Carr’s first run with WDHA ended in 2005, and then she landed at Sirius Satellite Radio for a year, where she did Rolling Stones Radio, and she also had stops at MTV Network, WXAQ Q104.3, and WHTG GROCK prior to heading back home to ‘The Rock of New Jersey” in 2010. Did she ever feel she’d return? “I always thought that I would, I truly did,” she says. “I've always felt that DHA for me was a home. And I worked at different radio stations, but there was always something special about this station, and about this station’s listeners and advertising community, and people in the community that I just loved.”

One of Carr’s most popular WDHA features was “Box of Rock,” interviews with rock stars which has morphed into a webisode series called “Reconnect with Rockers.” She explains. “It's a 20–30-minute Zoom hang, so they're like little mini-TV shows. I've had everybody on from Nancy Wilson of Heart to Rick Nielsen of Cheap Trick to every great guitar player, like Steve Vai, and Michael Anthony from Van Halen. Everybody has been on with me - we're probably about almost 300 webisodes in, and it's been awesome. We update it every week with new artists. It's been amazing. I've had the chance to speak to some of my idols, like Suzi Quatro.”
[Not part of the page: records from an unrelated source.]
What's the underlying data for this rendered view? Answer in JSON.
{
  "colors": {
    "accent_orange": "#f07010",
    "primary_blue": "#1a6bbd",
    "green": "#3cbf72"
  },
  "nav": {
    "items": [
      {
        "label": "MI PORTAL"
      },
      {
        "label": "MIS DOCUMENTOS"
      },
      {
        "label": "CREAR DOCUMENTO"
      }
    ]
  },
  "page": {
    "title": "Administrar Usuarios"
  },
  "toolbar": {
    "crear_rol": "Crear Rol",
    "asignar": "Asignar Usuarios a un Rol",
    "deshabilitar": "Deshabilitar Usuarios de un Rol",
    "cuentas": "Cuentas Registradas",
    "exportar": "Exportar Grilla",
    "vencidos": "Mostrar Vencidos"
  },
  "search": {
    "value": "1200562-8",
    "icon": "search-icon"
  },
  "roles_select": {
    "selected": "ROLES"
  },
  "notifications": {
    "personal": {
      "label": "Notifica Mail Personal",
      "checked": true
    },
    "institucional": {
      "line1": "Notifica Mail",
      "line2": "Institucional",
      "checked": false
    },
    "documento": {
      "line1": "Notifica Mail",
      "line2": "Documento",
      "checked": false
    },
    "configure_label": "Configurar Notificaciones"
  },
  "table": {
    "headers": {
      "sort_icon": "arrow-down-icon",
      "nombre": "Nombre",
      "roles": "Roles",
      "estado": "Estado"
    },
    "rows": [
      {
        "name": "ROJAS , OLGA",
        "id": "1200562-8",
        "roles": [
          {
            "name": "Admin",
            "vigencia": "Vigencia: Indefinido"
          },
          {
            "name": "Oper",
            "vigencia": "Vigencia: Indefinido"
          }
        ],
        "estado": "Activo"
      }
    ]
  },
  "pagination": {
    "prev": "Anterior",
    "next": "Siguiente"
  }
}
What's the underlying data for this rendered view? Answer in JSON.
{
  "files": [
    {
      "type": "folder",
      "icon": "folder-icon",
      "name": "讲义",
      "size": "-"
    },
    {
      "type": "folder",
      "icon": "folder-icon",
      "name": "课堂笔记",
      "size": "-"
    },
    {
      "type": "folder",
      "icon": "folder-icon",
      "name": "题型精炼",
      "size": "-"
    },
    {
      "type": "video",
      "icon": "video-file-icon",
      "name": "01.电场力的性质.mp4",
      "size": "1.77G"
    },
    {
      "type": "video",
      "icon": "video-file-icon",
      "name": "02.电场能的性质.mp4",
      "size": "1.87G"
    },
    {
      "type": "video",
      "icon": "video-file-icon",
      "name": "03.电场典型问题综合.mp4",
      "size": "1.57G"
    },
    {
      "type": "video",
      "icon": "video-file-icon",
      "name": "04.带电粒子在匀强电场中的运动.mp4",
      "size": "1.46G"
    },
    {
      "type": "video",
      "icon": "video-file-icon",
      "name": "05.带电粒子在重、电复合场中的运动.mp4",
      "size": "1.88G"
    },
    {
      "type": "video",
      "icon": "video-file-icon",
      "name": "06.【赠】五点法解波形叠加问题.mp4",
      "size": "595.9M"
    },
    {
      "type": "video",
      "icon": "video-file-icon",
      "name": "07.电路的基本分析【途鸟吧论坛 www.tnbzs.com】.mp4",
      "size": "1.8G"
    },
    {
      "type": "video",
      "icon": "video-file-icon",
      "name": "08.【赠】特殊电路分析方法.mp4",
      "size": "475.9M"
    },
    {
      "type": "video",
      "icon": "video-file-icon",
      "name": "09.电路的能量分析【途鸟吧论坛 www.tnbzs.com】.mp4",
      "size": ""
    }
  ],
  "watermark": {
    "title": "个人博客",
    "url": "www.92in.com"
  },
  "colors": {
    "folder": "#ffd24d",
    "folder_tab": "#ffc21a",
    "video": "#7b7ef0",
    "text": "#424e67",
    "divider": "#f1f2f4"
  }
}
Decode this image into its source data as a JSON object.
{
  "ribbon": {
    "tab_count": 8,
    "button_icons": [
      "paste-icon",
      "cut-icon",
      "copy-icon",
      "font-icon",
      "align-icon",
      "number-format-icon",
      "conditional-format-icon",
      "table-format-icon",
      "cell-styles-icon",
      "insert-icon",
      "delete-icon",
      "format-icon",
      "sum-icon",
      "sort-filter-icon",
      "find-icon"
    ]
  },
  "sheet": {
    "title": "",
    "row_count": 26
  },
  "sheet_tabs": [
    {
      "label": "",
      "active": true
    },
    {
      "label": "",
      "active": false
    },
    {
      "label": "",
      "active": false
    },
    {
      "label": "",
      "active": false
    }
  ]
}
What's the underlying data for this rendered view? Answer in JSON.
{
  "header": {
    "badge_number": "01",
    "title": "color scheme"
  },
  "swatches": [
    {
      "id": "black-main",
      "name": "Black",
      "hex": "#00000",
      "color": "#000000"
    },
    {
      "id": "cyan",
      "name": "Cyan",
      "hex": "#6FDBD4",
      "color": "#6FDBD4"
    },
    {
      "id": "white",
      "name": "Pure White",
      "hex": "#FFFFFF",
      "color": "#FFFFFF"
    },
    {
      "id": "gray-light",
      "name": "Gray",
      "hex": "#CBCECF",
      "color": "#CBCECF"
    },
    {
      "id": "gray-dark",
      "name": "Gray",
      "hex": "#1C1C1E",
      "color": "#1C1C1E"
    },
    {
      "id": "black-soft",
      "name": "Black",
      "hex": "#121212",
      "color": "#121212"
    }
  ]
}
Terrie Carr and a “Rock ‘N Ruff” special guest

 Very close to Carr’s heart is her work with “Rock ‘N Ruff,” a feature that she started at another radio station, where she encourages pet adoption and finds homes for cats and dogs who need them. “We do a lot of work with the rescue community,” Carr says. “There was a statistic that somebody once gave me where they said something like two million dogs and one million cats at the time were euthanized every year through no fault of their own - and they were highly adoptable animals. And that was a figure I just couldn't get out of my mind. I said to myself, ‘This is just horrific! What is anybody doing about this?’” Carr took action, suggesting to local animal shelters that their cats and dogs be transported to the radio station, where they could be seen via photo in the studio, outdoors, or on a sofa on the station website. “They (animal shelters) take the best care that they can, but I wanted a different perception. People would say, ‘Oh my God, what beautiful animals. Where did you get them? How much did they cost?’ You can get them at the animal shelter. I just wanted to use my voice to spread the word. Instead of spending $3,000 for an animal, why not adopt? Pay the adoption fee which is usually $100. You want something big, something small, you want something young, you want something older, you can find it at the shelter.”

Carr is quick to point out that WDHA is not just a north Jersey station. It’s heard in 12 counties. “We have a giant audience, and we really have been for almost 50 years a part of people's lives. We have first generation, second generation, and third generation WDHA listeners. It's a generational way of life for a lot of people.” Those listeners were always a huge part of what she did, and her invite back to the station she wholeheartedly embraced. “When they invited me back, I could not have been happier, and I could not have said ‘Yes” fast enough. I was super excited to come back!”

Carr enjoys doing what she loves, and most of that is because her audience is along for the ride. “I always say to our listeners, ‘My show becomes your show,’ because that's what my station is about. My station is about listeners, community, and my artist’s community. All of our artists feel a very, very strong connection with this radio station; a lot of big names have passed through here and always make time to come by and see us. And it’s our advertising community, too. So, it's kind of three prong for me, but it's part of us all collectively being in the music together, and I don't think that people have any more passion when you're a music fan than for the music. To become one with the music definitely makes for a better radio show.”